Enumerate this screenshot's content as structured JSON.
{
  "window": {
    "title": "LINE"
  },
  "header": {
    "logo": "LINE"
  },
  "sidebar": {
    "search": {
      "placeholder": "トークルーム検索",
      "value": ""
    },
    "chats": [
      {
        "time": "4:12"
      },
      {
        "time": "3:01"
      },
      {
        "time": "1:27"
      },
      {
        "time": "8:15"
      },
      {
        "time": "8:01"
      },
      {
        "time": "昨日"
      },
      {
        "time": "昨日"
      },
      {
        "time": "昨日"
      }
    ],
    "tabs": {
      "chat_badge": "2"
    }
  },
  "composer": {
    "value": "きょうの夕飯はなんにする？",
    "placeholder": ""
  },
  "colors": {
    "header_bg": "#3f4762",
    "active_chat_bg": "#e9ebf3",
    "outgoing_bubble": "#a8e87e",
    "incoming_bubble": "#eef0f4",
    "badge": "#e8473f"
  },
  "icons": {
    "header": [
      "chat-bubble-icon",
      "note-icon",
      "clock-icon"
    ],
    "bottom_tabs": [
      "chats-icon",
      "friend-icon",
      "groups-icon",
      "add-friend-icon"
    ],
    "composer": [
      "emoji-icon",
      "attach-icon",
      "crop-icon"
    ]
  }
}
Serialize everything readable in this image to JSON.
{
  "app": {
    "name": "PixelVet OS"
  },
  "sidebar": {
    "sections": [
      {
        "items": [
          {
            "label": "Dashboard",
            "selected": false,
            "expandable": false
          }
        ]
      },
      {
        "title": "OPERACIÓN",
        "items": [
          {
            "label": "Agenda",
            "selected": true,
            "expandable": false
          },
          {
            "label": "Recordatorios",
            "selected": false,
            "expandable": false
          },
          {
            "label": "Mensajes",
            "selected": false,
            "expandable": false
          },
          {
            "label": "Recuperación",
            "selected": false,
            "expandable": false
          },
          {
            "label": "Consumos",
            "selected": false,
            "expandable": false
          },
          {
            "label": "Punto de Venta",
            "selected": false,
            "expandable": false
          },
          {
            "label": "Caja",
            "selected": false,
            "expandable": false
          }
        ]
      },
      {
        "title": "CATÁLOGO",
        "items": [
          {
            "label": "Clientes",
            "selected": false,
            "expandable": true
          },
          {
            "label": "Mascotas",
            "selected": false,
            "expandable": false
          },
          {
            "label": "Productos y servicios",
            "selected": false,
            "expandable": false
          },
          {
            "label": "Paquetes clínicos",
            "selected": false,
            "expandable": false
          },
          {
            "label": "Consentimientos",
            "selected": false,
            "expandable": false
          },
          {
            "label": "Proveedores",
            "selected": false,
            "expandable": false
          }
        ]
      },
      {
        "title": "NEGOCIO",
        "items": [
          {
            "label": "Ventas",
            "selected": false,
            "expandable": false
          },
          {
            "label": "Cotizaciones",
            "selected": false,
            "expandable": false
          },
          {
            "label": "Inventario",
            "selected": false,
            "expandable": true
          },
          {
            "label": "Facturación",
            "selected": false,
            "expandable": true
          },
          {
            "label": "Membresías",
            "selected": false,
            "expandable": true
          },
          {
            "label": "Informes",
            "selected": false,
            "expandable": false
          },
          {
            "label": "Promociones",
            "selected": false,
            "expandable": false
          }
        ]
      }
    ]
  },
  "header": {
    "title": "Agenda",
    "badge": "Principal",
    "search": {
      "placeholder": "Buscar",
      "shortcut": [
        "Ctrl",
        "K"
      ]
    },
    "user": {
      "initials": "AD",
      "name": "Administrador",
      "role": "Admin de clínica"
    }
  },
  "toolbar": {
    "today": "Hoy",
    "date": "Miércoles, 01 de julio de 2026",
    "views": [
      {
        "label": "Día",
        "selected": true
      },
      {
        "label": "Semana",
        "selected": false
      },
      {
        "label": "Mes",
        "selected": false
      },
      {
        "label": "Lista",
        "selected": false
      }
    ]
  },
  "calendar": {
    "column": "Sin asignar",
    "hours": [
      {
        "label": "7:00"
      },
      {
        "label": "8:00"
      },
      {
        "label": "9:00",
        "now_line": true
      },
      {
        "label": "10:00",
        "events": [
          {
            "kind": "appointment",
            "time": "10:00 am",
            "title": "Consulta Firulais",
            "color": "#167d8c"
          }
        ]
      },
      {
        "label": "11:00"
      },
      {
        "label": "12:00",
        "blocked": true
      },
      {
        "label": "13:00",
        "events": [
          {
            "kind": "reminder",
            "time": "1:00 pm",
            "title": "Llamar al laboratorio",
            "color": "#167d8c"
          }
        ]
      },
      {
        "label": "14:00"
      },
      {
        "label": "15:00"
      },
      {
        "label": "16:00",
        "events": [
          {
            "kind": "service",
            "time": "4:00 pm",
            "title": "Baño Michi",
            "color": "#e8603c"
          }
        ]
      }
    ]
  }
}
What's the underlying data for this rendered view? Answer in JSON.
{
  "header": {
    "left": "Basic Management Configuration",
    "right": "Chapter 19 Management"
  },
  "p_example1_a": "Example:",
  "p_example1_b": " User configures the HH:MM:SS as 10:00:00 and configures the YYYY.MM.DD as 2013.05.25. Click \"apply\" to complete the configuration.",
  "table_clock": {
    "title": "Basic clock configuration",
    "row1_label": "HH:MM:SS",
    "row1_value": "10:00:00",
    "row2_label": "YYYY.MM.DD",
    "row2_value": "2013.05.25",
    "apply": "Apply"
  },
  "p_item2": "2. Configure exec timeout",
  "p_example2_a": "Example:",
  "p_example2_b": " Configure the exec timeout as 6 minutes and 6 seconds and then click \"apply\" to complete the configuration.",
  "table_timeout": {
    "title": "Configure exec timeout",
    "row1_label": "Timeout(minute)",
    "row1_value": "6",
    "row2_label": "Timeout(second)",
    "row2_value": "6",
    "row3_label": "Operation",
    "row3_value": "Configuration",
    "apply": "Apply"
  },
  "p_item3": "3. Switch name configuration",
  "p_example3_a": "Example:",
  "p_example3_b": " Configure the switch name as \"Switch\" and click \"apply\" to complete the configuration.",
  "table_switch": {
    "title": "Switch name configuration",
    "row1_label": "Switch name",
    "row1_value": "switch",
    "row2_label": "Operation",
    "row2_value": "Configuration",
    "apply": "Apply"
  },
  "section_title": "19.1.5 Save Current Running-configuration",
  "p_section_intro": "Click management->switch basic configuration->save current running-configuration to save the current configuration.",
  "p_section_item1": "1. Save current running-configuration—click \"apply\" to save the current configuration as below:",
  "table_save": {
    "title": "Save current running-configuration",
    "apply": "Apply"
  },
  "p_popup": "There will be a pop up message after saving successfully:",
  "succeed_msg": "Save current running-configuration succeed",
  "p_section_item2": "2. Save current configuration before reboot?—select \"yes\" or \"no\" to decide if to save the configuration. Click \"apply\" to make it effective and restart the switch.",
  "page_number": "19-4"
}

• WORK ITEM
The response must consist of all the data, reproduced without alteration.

• EXERCISE ANSWER
Enumerate this screenshot's content as structured JSON.
{
  "window": {
    "title": "LINE"
  },
  "header": {
    "logo": "LINE"
  },
  "sidebar": {
    "search": {
      "placeholder": "トークルーム検索",
      "value": ""
    },
    "chats": [
      {
        "time": "4:12"
      },
      {
        "time": "3:01"
      },
      {
        "time": "1:27"
      },
      {
        "time": "8:15"
      },
      {
        "time": "8:01"
      },
      {
        "time": "昨日"
      },
      {
        "time": "昨日"
      },
      {
        "time": "昨日"
      }
    ],
    "tabs": {
      "chat_badge": "2"
    }
  },
  "composer": {
    "value": "きょうの夕飯はなんにする？",
    "placeholder": ""
  },
  "colors": {
    "header_bg": "#3f4762",
    "active_chat_bg": "#e9ebf3",
    "outgoing_bubble": "#a8e87e",
    "incoming_bubble": "#eef0f4",
    "badge": "#e8473f"
  },
  "icons": {
    "header": [
      "chat-bubble-icon",
      "note-icon",
      "clock-icon"
    ],
    "bottom_tabs": [
      "chats-icon",
      "friend-icon",
      "groups-icon",
      "add-friend-icon"
    ],
    "composer": [
      "emoji-icon",
      "attach-icon",
      "crop-icon"
    ]
  }
}
Serialize everything readable in this image to JSON.
{
  "app": {
    "name": "PixelVet OS"
  },
  "sidebar": {
    "sections": [
      {
        "items": [
          {
            "label": "Dashboard",
            "selected": false,
            "expandable": false
          }
        ]
      },
      {
        "title": "OPERACIÓN",
        "items": [
          {
            "label": "Agenda",
            "selected": true,
            "expandable": false
          },
          {
            "label": "Recordatorios",
            "selected": false,
            "expandable": false
          },
          {
            "label": "Mensajes",
            "selected": false,
            "expandable": false
          },
          {
            "label": "Recuperación",
            "selected": false,
            "expandable": false
          },
          {
            "label": "Consumos",
            "selected": false,
            "expandable": false
          },
          {
            "label": "Punto de Venta",
            "selected": false,
            "expandable": false
          },
          {
            "label": "Caja",
            "selected": false,
            "expandable": false
          }
        ]
      },
      {
        "title": "CATÁLOGO",
        "items": [
          {
            "label": "Clientes",
            "selected": false,
            "expandable": true
          },
          {
            "label": "Mascotas",
            "selected": false,
            "expandable": false
          },
          {
            "label": "Productos y servicios",
            "selected": false,
            "expandable": false
          },
          {
            "label": "Paquetes clínicos",
            "selected": false,
            "expandable": false
          },
          {
            "label": "Consentimientos",
            "selected": false,
            "expandable": false
          },
          {
            "label": "Proveedores",
            "selected": false,
            "expandable": false
          }
        ]
      },
      {
        "title": "NEGOCIO",
        "items": [
          {
            "label": "Ventas",
            "selected": false,
            "expandable": false
          },
          {
            "label": "Cotizaciones",
            "selected": false,
            "expandable": false
          },
          {
            "label": "Inventario",
            "selected": false,
            "expandable": true
          },
          {
            "label": "Facturación",
            "selected": false,
            "expandable": true
          },
          {
            "label": "Membresías",
            "selected": false,
            "expandable": true
          },
          {
            "label": "Informes",
            "selected": false,
            "expandable": false
          },
          {
            "label": "Promociones",
            "selected": false,
            "expandable": false
          }
        ]
      }
    ]
  },
  "header": {
    "title": "Agenda",
    "badge": "Principal",
    "search": {
      "placeholder": "Buscar",
      "shortcut": [
        "Ctrl",
        "K"
      ]
    },
    "user": {
      "initials": "AD",
      "name": "Administrador",
      "role": "Admin de clínica"
    }
  },
  "toolbar": {
    "today": "Hoy",
    "date": "Miércoles, 01 de julio de 2026",
    "views": [
      {
        "label": "Día",
        "selected": true
      },
      {
        "label": "Semana",
        "selected": false
      },
      {
        "label": "Mes",
        "selected": false
      },
      {
        "label": "Lista",
        "selected": false
      }
    ]
  },
  "calendar": {
    "column": "Sin asignar",
    "hours": [
      {
        "label": "7:00"
      },
      {
        "label": "8:00"
      },
      {
        "label": "9:00",
        "now_line": true
      },
      {
        "label": "10:00",
        "events": [
          {
            "kind": "appointment",
            "time": "10:00 am",
            "title": "Consulta Firulais",
            "color": "#167d8c"
          }
        ]
      },
      {
        "label": "11:00"
      },
      {
        "label": "12:00",
        "blocked": true
      },
      {
        "label": "13:00",
        "events": [
          {
            "kind": "reminder",
            "time": "1:00 pm",
            "title": "Llamar al laboratorio",
            "color": "#167d8c"
          }
        ]
      },
      {
        "label": "14:00"
      },
      {
        "label": "15:00"
      },
      {
        "label": "16:00",
        "events": [
          {
            "kind": "service",
            "time": "4:00 pm",
            "title": "Baño Michi",
            "color": "#e8603c"
          }
        ]
      }
    ]
  }
}
What's the underlying data for this rendered view? Answer in JSON.
{
  "header": {
    "left": "Basic Management Configuration",
    "right": "Chapter 19 Management"
  },
  "p_example1_a": "Example:",
  "p_example1_b": " User configures the HH:MM:SS as 10:00:00 and configures the YYYY.MM.DD as 2013.05.25. Click \"apply\" to complete the configuration.",
  "table_clock": {
    "title": "Basic clock configuration",
    "row1_label": "HH:MM:SS",
    "row1_value": "10:00:00",
    "row2_label": "YYYY.MM.DD",
    "row2_value": "2013.05.25",
    "apply": "Apply"
  },
  "p_item2": "2. Configure exec timeout",
  "p_example2_a": "Example:",
  "p_example2_b": " Configure the exec timeout as 6 minutes and 6 seconds and then click \"apply\" to complete the configuration.",
  "table_timeout": {
    "title": "Configure exec timeout",
    "row1_label": "Timeout(minute)",
    "row1_value": "6",
    "row2_label": "Timeout(second)",
    "row2_value": "6",
    "row3_label": "Operation",
    "row3_value": "Configuration",
    "apply": "Apply"
  },
  "p_item3": "3. Switch name configuration",
  "p_example3_a": "Example:",
  "p_example3_b": " Configure the switch name as \"Switch\" and click \"apply\" to complete the configuration.",
  "table_switch": {
    "title": "Switch name configuration",
    "row1_label": "Switch name",
    "row1_value": "switch",
    "row2_label": "Operation",
    "row2_value": "Configuration",
    "apply": "Apply"
  },
  "section_title": "19.1.5 Save Current Running-configuration",
  "p_section_intro": "Click management->switch basic configuration->save current running-configuration to save the current configuration.",
  "p_section_item1": "1. Save current running-configuration—click \"apply\" to save the current configuration as below:",
  "table_save": {
    "title": "Save current running-configuration",
    "apply": "Apply"
  },
  "p_popup": "There will be a pop up message after saving successfully:",
  "succeed_msg": "Save current running-configuration succeed",
  "p_section_item2": "2. Save current configuration before reboot?—select \"yes\" or \"no\" to decide if to save the configuration. Click \"apply\" to make it effective and restart the switch.",
  "page_number": "19-4"
}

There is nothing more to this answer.